  • Climate disasters cost the world $650 billion over 3 years and Americans are bearing the brunt.
  • North America absorbed two-thirds of the global cost of climate disasters over the last 3 years.
  • At $415 billion, the price of the disasters is equal to 0.66% of North America's GDP.
  • Near-term disruptions and long-term structural changes present risks to many sectors of the economy.

Go deeper: What your city's climate will be in 2080

Go deeper

Capitol review panel recommends more police, mobile fencing

Photo: Olivier Douliery/AFP via Getty Images

A panel appointed by Congress to review security measures at the Capitol is recommending several changes, including mobile fencing and a bigger Capitol police force, to safeguard the area after a riotous mob breached the building on Jan 6.

Why it matters: Law enforcement officials have warned there could be new plots to attack the area and target lawmakers, including during a speech President Biden is expected to give to a joint session of Congress.

Financial fallout from the Texas deep freeze

Illustration: Annelise Capossela/Axios

Texas has thawed out after an Arctic freeze last month threw the state into a power crisis. But the financial turmoil from power grid shock is just starting to take shape.

Why it matters: In total, electricity companies are billions of dollars short on the post-storm payments they now owe to the state's grid operator. There's no clear path for how they will pay — something being watched closely across the country as extreme weather events become more common.

U.S. Chamber decides against political ban for Capitol insurrection

A pedestrian passes the U.S. Chamber of Commerce headquarters as it undergoes renovation. Photo: Andrew Harrer/Bloomberg via Getty Images

The U.S. Chamber of Commerce revealed Friday it won't withhold political donations from lawmakers who simply voted against certifying the presidential election results and instead decide on a case-by-case basis.

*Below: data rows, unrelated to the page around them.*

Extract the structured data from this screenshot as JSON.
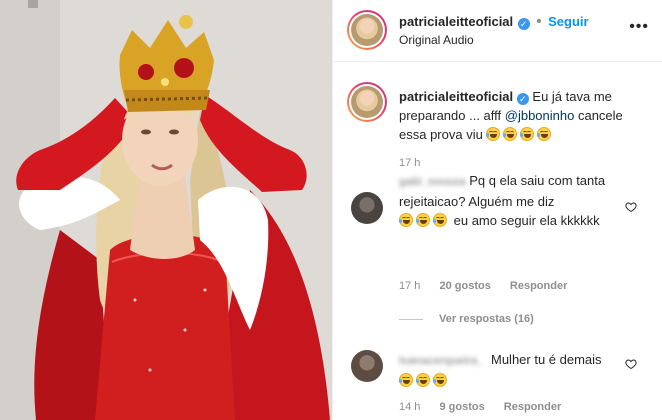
{
  "post": {
    "username": "patricialeitteoficial",
    "follow_label": "Seguir",
    "follow_separator": "•",
    "audio": "Original Audio",
    "more_label": "•••"
  },
  "caption": {
    "username": "patricialeitteoficial",
    "text_before": "Eu já tava me preparando ... afff ",
    "mention": "@jbboninho",
    "text_after": " cancele essa prova viu",
    "emoji_count": 4,
    "time": "17 h"
  },
  "comments": [
    {
      "username": "gabi_souuza",
      "text": "Pq q ela saiu com tanta rejeitaicao? Alguém me diz",
      "text_tail": " eu amo seguir ela kkkkkk",
      "emoji_count": 3,
      "time": "17 h",
      "likes": "20 gostos",
      "reply": "Responder",
      "view_replies": "Ver respostas (16)"
    },
    {
      "username": "luanacerqueira_",
      "text": "Mulher tu é demais",
      "emoji_count": 3,
      "time": "14 h",
      "likes": "9 gostos",
      "reply": "Responder"
    }
  ],
  "icons": {
    "verified": "verified-badge-icon",
    "more": "more-options-icon",
    "like": "heart-icon"
  },
  "colors": {
    "accent_blue": "#0095f6",
    "verified_blue": "#3897f0",
    "muted": "#8e8e8e",
    "dress_red": "#d11f1f",
    "crown_gold": "#d9a326"
  }
}
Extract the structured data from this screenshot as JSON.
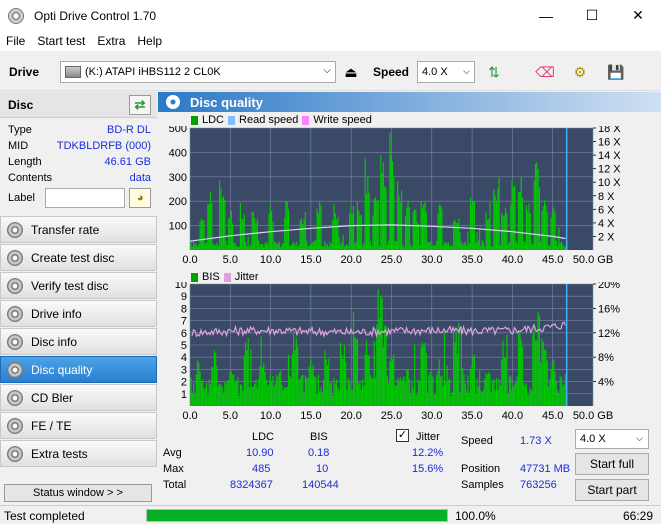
{
  "window": {
    "title": "Opti Drive Control 1.70",
    "minimize_label": "—",
    "maximize_label": "☐",
    "close_label": "✕"
  },
  "menu": [
    {
      "label": "File",
      "accel": "F"
    },
    {
      "label": "Start test",
      "accel": "S"
    },
    {
      "label": "Extra",
      "accel": "E"
    },
    {
      "label": "Help",
      "accel": "H"
    }
  ],
  "toolbar": {
    "drive_label": "Drive",
    "drive_value": "(K:)  ATAPI iHBS112   2 CL0K",
    "speed_label": "Speed",
    "speed_value": "4.0 X"
  },
  "disc": {
    "header": "Disc",
    "rows": [
      {
        "key": "Type",
        "value": "BD-R DL"
      },
      {
        "key": "MID",
        "value": "TDKBLDRFB (000)"
      },
      {
        "key": "Length",
        "value": "46.61 GB"
      },
      {
        "key": "Contents",
        "value": "data"
      }
    ],
    "label_key": "Label",
    "label_value": ""
  },
  "nav": [
    {
      "label": "Transfer rate",
      "active": false
    },
    {
      "label": "Create test disc",
      "active": false
    },
    {
      "label": "Verify test disc",
      "active": false
    },
    {
      "label": "Drive info",
      "active": false
    },
    {
      "label": "Disc info",
      "active": false
    },
    {
      "label": "Disc quality",
      "active": true
    },
    {
      "label": "CD Bler",
      "active": false
    },
    {
      "label": "FE / TE",
      "active": false
    },
    {
      "label": "Extra tests",
      "active": false
    }
  ],
  "status_window_label": "Status window > >",
  "panel": {
    "title": "Disc quality"
  },
  "chart_data": [
    {
      "type": "bar",
      "title": "LDC / Read speed / Write speed",
      "legend": [
        "LDC",
        "Read speed",
        "Write speed"
      ],
      "legend_colors": {
        "LDC": "#00a000",
        "Read speed": "#80c0ff",
        "Write speed": "#ff80ff"
      },
      "xlabel": "GB",
      "x_ticks": [
        "0.0",
        "5.0",
        "10.0",
        "15.0",
        "20.0",
        "25.0",
        "30.0",
        "35.0",
        "40.0",
        "45.0",
        "50.0 GB"
      ],
      "xlim": [
        0,
        50
      ],
      "y_left_ticks": [
        "100",
        "200",
        "300",
        "400",
        "500"
      ],
      "ylim_left": [
        0,
        500
      ],
      "y_right_ticks": [
        "2 X",
        "4 X",
        "6 X",
        "8 X",
        "10 X",
        "12 X",
        "14 X",
        "16 X",
        "18 X"
      ],
      "ylim_right": [
        0,
        18
      ],
      "disc_end_gb": 46.61,
      "ldc_baseline": 30,
      "ldc_peaks_gb": [
        [
          1.5,
          180
        ],
        [
          2.5,
          250
        ],
        [
          4,
          300
        ],
        [
          5,
          170
        ],
        [
          6.5,
          210
        ],
        [
          8,
          180
        ],
        [
          10,
          190
        ],
        [
          12,
          200
        ],
        [
          14,
          170
        ],
        [
          16,
          210
        ],
        [
          18,
          200
        ],
        [
          20,
          240
        ],
        [
          21,
          200
        ],
        [
          22,
          380
        ],
        [
          23,
          230
        ],
        [
          24,
          420
        ],
        [
          25,
          485
        ],
        [
          26,
          300
        ],
        [
          27,
          210
        ],
        [
          28,
          170
        ],
        [
          29,
          200
        ],
        [
          31,
          210
        ],
        [
          33,
          180
        ],
        [
          35,
          230
        ],
        [
          37,
          200
        ],
        [
          38,
          310
        ],
        [
          39,
          230
        ],
        [
          40,
          300
        ],
        [
          41,
          340
        ],
        [
          42,
          200
        ],
        [
          43,
          370
        ],
        [
          44,
          230
        ],
        [
          45,
          200
        ]
      ],
      "read_speed_curve": [
        [
          0,
          1.3
        ],
        [
          5,
          2.1
        ],
        [
          10,
          2.7
        ],
        [
          15,
          3.2
        ],
        [
          20,
          3.6
        ],
        [
          25,
          3.7
        ],
        [
          30,
          3.5
        ],
        [
          35,
          3.2
        ],
        [
          40,
          2.7
        ],
        [
          45,
          2.0
        ],
        [
          46.6,
          1.7
        ]
      ]
    },
    {
      "type": "bar",
      "title": "BIS / Jitter",
      "legend": [
        "BIS",
        "Jitter"
      ],
      "legend_colors": {
        "BIS": "#00a000",
        "Jitter": "#e0a0e0"
      },
      "xlabel": "GB",
      "x_ticks": [
        "0.0",
        "5.0",
        "10.0",
        "15.0",
        "20.0",
        "25.0",
        "30.0",
        "35.0",
        "40.0",
        "45.0",
        "50.0 GB"
      ],
      "xlim": [
        0,
        50
      ],
      "y_left_ticks": [
        "1",
        "2",
        "3",
        "4",
        "5",
        "6",
        "7",
        "8",
        "9",
        "10"
      ],
      "ylim_left": [
        0,
        10
      ],
      "y_right_ticks": [
        "4%",
        "8%",
        "12%",
        "16%",
        "20%"
      ],
      "ylim_right": [
        0,
        20
      ],
      "disc_end_gb": 46.61,
      "bis_baseline": 2,
      "bis_peaks_gb": [
        [
          1,
          4
        ],
        [
          3,
          5
        ],
        [
          5,
          3
        ],
        [
          7,
          6
        ],
        [
          9,
          4
        ],
        [
          11,
          3
        ],
        [
          13,
          7
        ],
        [
          15,
          4
        ],
        [
          17,
          5
        ],
        [
          19,
          6
        ],
        [
          20.5,
          8
        ],
        [
          22,
          6
        ],
        [
          23.5,
          10
        ],
        [
          24,
          7
        ],
        [
          25,
          5
        ],
        [
          27,
          3
        ],
        [
          29,
          6
        ],
        [
          31,
          4
        ],
        [
          33,
          7
        ],
        [
          35,
          5
        ],
        [
          37,
          3
        ],
        [
          39,
          6
        ],
        [
          41,
          7
        ],
        [
          43,
          8
        ],
        [
          44,
          6
        ],
        [
          45,
          4
        ]
      ],
      "jitter_curve": [
        [
          0,
          12.0
        ],
        [
          5,
          12.3
        ],
        [
          10,
          12.4
        ],
        [
          15,
          12.2
        ],
        [
          20,
          12.1
        ],
        [
          25,
          12.3
        ],
        [
          30,
          12.4
        ],
        [
          35,
          12.3
        ],
        [
          40,
          12.4
        ],
        [
          45,
          13.0
        ],
        [
          46.6,
          13.4
        ]
      ]
    }
  ],
  "stats": {
    "col_ldc": "LDC",
    "col_bis": "BIS",
    "rows": [
      {
        "label": "Avg",
        "ldc": "10.90",
        "bis": "0.18"
      },
      {
        "label": "Max",
        "ldc": "485",
        "bis": "10"
      },
      {
        "label": "Total",
        "ldc": "8324367",
        "bis": "140544"
      }
    ],
    "jitter_label": "Jitter",
    "jitter_checked": true,
    "jitter_avg": "12.2%",
    "jitter_max": "15.6%",
    "speed_label": "Speed",
    "speed_value": "1.73 X",
    "position_label": "Position",
    "position_value": "47731 MB",
    "samples_label": "Samples",
    "samples_value": "763256",
    "speed_select": "4.0 X",
    "start_full_label": "Start full",
    "start_part_label": "Start part"
  },
  "statusbar": {
    "status_text": "Test completed",
    "progress_percent": 100.0,
    "progress_label": "100.0%",
    "time": "66:29"
  }
}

Why it matters: The Chamber is the marquee entity representing businesses and their interests in Washington. Its memo, obtained exclusively by Axios, could set the tone for businesses debating how to handle their candidate and PAC spending following the Jan. 6 Capitol attack.